Not only do consumers convert more when using an app, but they also spend more. There’s also a lot of data that can then be used to better tailor the experience to the consumer. Personal recommendations are one such example. For companies looking to live on the cutting edge, an augmented reality element can make your app a true destination for consumers.
Apps also eliminate any potential barriers, which is why the Domino’s app is such a success. The entire pizza purchasing process is contained within the app, from creation to payment. You can even track the pizza as it’s crafted, boxed, and delivered to your door. (I’m getting hungry just thinking about it.)
If you’re looking to create a long-lasting impression with customers, an app provides incredible flexibility for all types of content. As a marketer looking to grow your brand, the application serves as a powerful destination for your story.
Dell and golf don’t really go hand-in-hand, so the company created the Play Through app to announce its role as title sponsor of the PGA’s World Golf Championships Match Play knockout tournament. You could play nine rounds of golf in the streets of Austin, Texas using a clever AR game that’s updated with stats about your swing and the local weather. Through the app, Dell was not only able to announce the new role, but it also connected with golf fans who may not normally engage with the brand.

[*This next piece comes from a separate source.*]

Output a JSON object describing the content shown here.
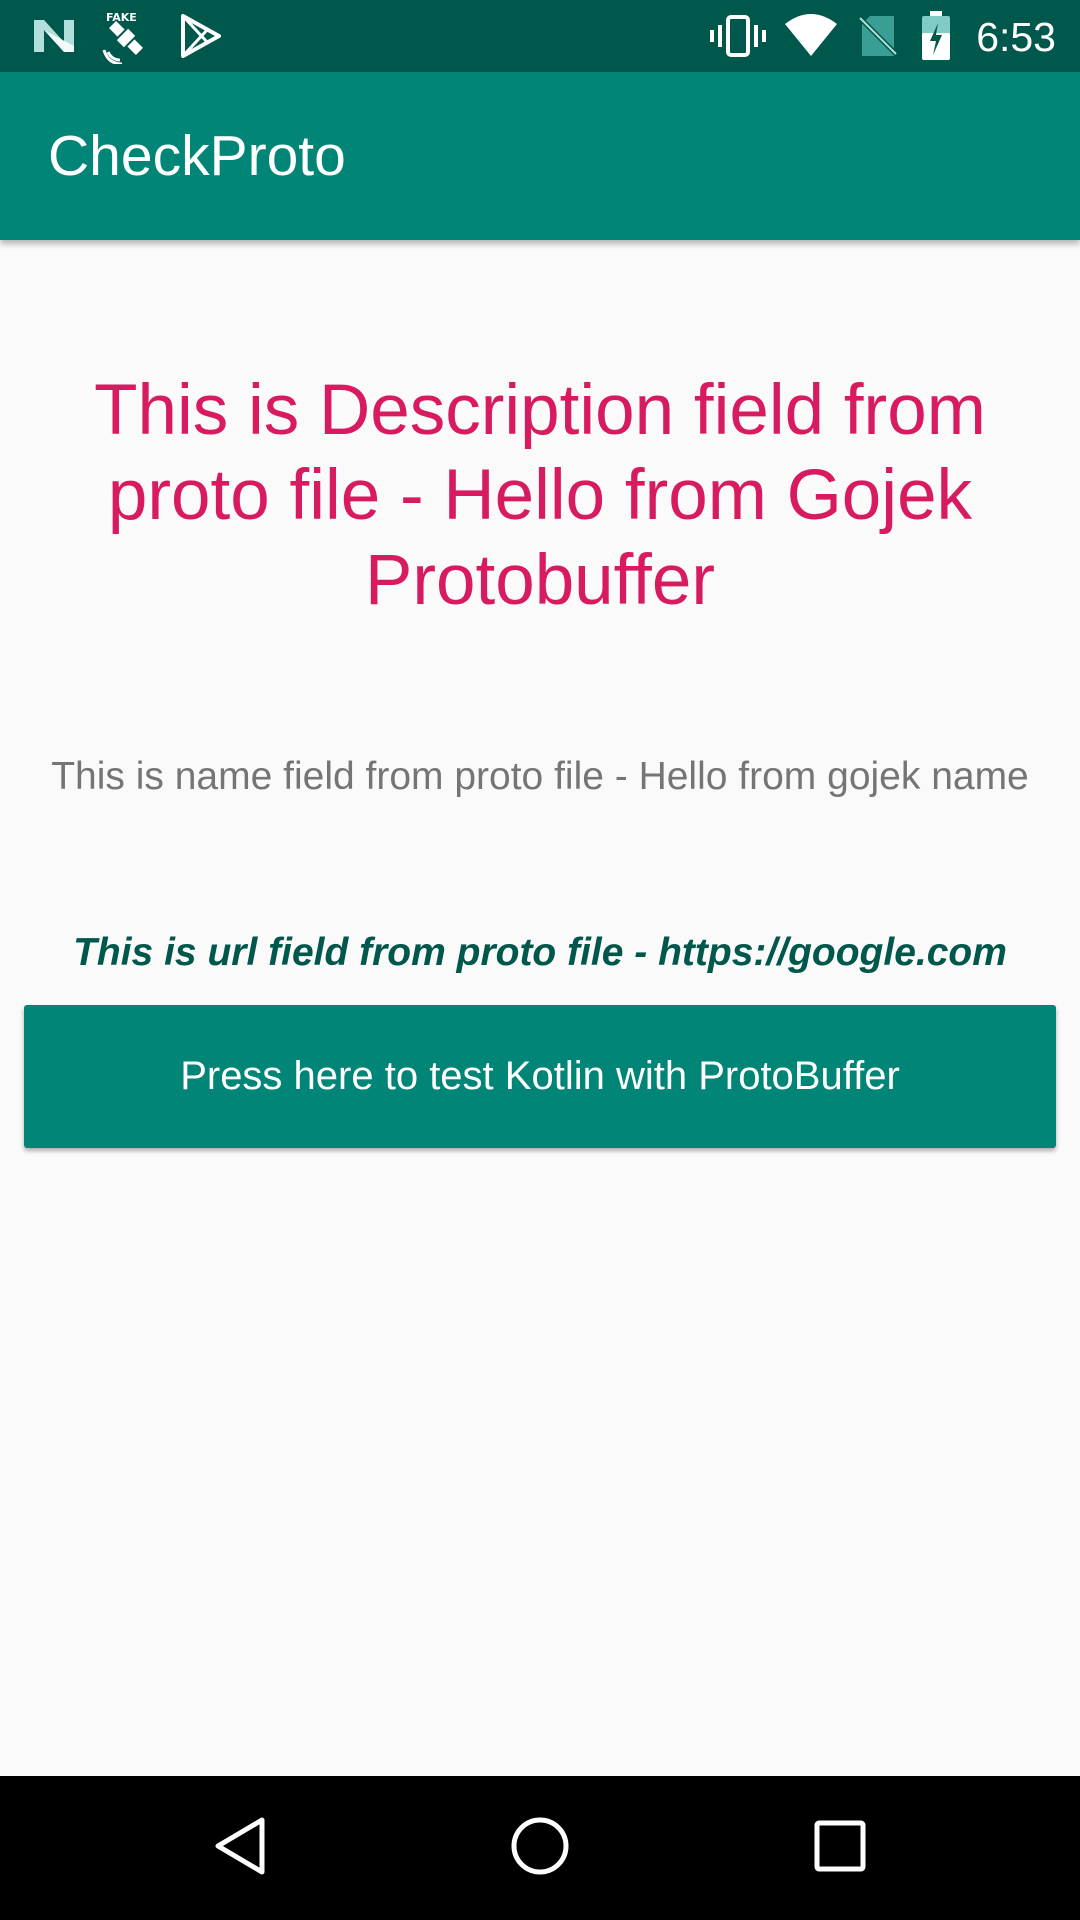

Before you start wracking your brain (or budget) to boost conversions, think about your mobile users and the ways in which they may not be satisfied. Sometimes something as simple as a mobile-friendly subscribe button can make all the difference. No matter your direction, though, be sure to build mobile into your Q2 plans. We’ve said it before, and we’ll say it again: mobile marketing is changing user behavior in a tangible way. Make sure you’re everywhere your audience goes—or you’ll miss them completely.
Featured image attribution: Pexels